### [Work task]
Copy each line that contains the string "plus", taking them from the material.

### [Dataset]

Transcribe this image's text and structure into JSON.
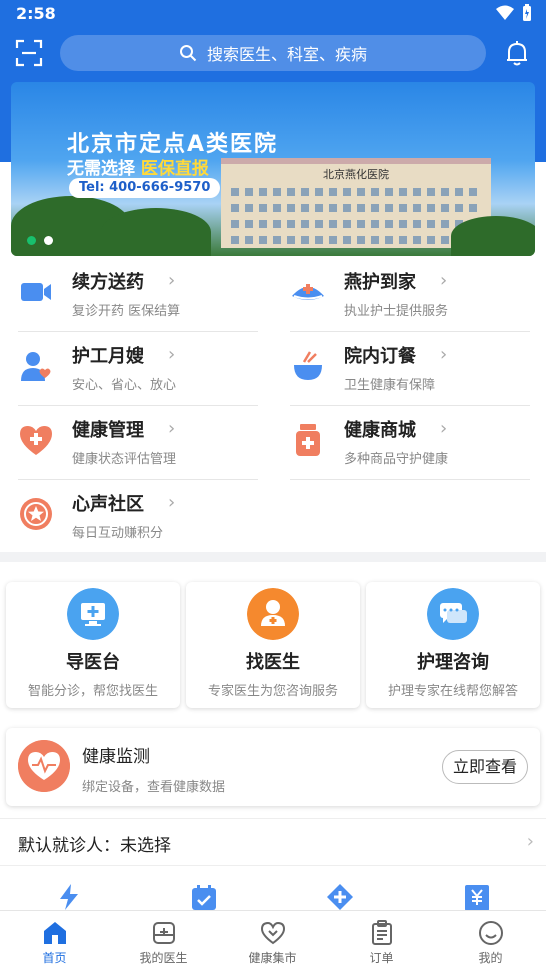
{
  "status_bar": {
    "time": "2:58"
  },
  "search": {
    "placeholder": "搜索医生、科室、疾病"
  },
  "banner": {
    "title": "北京市定点A类医院",
    "subtitle_prefix": "无需选择 ",
    "subtitle_highlight": "医保直报",
    "phone": "Tel: 400-666-9570",
    "hospital_sign": "北京燕化医院",
    "active_slide": 1,
    "slide_count": 2
  },
  "services": [
    {
      "name": "续方送药",
      "desc": "复诊开药 医保结算",
      "icon": "video-camera-icon"
    },
    {
      "name": "燕护到家",
      "desc": "执业护士提供服务",
      "icon": "nurse-cap-icon"
    },
    {
      "name": "护工月嫂",
      "desc": "安心、省心、放心",
      "icon": "caregiver-icon"
    },
    {
      "name": "院内订餐",
      "desc": "卫生健康有保障",
      "icon": "meal-bowl-icon"
    },
    {
      "name": "健康管理",
      "desc": "健康状态评估管理",
      "icon": "heart-plus-icon"
    },
    {
      "name": "健康商城",
      "desc": "多种商品守护健康",
      "icon": "medicine-bottle-icon"
    },
    {
      "name": "心声社区",
      "desc": "每日互动赚积分",
      "icon": "star-badge-icon"
    }
  ],
  "cards": [
    {
      "title": "导医台",
      "desc": "智能分诊，帮您找医生",
      "icon": "monitor-plus-icon",
      "color": "#4aa3f0"
    },
    {
      "title": "找医生",
      "desc": "专家医生为您咨询服务",
      "icon": "doctor-icon",
      "color": "#f5892e"
    },
    {
      "title": "护理咨询",
      "desc": "护理专家在线帮您解答",
      "icon": "chat-bubbles-icon",
      "color": "#4aa3f0"
    }
  ],
  "health_monitor": {
    "title": "健康监测",
    "desc": "绑定设备，查看健康数据",
    "button": "立即查看"
  },
  "default_patient": {
    "label": "默认就诊人：未选择"
  },
  "tabs": [
    {
      "label": "首页",
      "icon": "home-icon",
      "active": true
    },
    {
      "label": "我的医生",
      "icon": "doctor-bag-icon",
      "active": false
    },
    {
      "label": "健康集市",
      "icon": "heart-outline-icon",
      "active": false
    },
    {
      "label": "订单",
      "icon": "clipboard-icon",
      "active": false
    },
    {
      "label": "我的",
      "icon": "smile-icon",
      "active": false
    }
  ],
  "colors": {
    "brand_blue": "#1f6fe0",
    "icon_blue": "#4a8ef0",
    "icon_orange": "#f07e60",
    "active_dot": "#18c06d"
  }
}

### [Solution to the problem]
      "icon": "heart-plus-icon"
      "icon": "monitor-plus-icon",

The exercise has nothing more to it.